She fails to inform viewers that the protesters used kite bombs, incendiary balloons and rockets to try to attack Israeli civilian areas. She does speak about the death toll, however, noting that 50 Gazans died on May 14.
Subsequently, Hamas leaders took full credit for the violence, boasting that the overwhelming majority of casualties were members of the terrorist group. Subsequent Israeli analysis confirmed the Hamas claim.
"This is not peaceful resistance," Hamas Politburo member Mahmoud al-Zahhar told Al-Jazeera on May 13. "Has the option (of armed struggle) diminished? No. On the contrary, it is growing and developing. That's clear. So when we talk about 'peaceful resistance,' we are deceiving the public."

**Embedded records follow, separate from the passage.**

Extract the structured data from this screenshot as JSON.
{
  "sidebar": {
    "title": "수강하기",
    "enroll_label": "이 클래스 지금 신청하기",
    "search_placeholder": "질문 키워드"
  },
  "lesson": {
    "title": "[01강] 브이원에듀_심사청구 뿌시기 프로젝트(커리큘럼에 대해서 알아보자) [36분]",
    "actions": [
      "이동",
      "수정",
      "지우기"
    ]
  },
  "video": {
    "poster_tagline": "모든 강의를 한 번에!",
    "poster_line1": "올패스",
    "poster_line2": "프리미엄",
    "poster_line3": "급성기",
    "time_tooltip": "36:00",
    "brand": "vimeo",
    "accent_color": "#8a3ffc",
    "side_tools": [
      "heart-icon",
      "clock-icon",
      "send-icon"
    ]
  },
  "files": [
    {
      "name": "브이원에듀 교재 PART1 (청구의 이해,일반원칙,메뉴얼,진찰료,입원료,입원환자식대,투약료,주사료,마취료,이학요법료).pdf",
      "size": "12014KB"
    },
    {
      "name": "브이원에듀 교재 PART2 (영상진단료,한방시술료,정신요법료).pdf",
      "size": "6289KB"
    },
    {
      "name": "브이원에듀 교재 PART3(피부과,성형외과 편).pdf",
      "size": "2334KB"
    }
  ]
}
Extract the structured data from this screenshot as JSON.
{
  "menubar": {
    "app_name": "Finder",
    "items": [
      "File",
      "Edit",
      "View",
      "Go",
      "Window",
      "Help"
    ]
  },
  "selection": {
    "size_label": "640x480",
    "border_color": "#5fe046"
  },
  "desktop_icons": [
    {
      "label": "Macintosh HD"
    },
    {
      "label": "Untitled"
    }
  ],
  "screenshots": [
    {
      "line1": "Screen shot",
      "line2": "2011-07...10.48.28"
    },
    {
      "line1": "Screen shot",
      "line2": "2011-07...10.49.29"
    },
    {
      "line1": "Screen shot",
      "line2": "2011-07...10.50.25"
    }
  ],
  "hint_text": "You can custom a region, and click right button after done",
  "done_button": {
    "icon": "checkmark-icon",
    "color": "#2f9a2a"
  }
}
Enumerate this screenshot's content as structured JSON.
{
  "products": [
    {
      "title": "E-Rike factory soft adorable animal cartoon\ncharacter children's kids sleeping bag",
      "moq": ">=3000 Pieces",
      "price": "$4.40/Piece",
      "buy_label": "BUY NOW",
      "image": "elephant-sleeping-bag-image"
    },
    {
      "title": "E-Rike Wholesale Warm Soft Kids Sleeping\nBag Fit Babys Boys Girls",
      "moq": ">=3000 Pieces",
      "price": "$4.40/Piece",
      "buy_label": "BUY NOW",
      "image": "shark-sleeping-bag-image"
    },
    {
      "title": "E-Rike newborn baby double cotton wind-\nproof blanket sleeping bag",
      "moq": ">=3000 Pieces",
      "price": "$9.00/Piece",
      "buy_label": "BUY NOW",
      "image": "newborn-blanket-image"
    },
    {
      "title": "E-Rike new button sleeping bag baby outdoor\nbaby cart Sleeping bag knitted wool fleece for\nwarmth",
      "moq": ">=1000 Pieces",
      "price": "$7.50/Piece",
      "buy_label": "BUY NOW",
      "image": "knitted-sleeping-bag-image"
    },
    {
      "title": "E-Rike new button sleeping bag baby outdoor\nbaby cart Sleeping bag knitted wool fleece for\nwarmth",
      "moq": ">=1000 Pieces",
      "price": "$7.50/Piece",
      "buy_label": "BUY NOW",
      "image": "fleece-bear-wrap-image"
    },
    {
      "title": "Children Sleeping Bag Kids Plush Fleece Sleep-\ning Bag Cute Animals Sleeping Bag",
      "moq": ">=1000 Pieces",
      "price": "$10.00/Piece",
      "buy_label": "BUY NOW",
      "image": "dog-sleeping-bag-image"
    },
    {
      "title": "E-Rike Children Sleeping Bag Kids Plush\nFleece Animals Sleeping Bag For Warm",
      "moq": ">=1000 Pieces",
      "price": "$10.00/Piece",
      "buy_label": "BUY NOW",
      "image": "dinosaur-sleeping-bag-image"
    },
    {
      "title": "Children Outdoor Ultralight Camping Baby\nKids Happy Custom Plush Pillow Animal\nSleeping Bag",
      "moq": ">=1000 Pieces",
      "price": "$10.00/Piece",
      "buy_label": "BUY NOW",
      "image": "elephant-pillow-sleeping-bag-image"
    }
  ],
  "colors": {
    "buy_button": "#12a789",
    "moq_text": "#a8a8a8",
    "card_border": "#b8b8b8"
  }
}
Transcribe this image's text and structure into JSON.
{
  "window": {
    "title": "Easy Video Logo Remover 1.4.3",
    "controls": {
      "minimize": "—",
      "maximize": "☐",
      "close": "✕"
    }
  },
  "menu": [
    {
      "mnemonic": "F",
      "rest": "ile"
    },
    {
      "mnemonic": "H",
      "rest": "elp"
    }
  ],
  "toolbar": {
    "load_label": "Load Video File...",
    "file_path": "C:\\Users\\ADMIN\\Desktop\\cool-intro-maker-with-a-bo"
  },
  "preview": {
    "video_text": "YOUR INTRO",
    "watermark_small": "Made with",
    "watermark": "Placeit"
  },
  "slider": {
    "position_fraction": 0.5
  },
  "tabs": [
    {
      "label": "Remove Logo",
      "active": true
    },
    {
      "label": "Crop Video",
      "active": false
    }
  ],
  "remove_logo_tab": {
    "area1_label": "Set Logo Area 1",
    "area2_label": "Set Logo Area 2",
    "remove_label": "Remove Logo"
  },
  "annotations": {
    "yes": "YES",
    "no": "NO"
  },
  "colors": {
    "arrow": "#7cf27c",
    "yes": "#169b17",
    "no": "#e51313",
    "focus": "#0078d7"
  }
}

Heshmat belongs to the Brotherhood's Shura Council, the legislative body that sets the group's agenda. It isn't clear what prompted him to post the two-month old video Friday, but tried to pretend the prominent Hamas role instigating the violence somehow was a secret.
"The crimes of the Zionist Entity are increasing in light of international protection which betrays its principles, and an Arabic guardianship which thwarts its Umma, and an Islamic silence which harms the Religion and forsakes the Truth, we will expose it to everyone to publish and distribute," Heshmat wrote in the post.
Having a senior Brotherhood official tout her video is a bad look for Sarsour, said Zuhdi Jasser, founder and president of the American Islamic Forum for Democracy (AIFD).
"It's no longer credible to say that it's guilt by association when a major thought leader in the Muslim Brotherhood is using her material to establish a political agenda," Jasser said.
Sarsour's video calls for a Palestinian right to "return to their original homelands" – a demand which would effectively eliminate Israel as a Jewish state. She also called a "prison" due to a blockade aimed at preventing Hamas from smuggling weapons into the area for future terrorist attacks.
Top Hamas leader Ismail Haniyeh cited the same talking points in a June 7 column posted on Hamas' website. Hamas wants Israel's destruction, nothing less.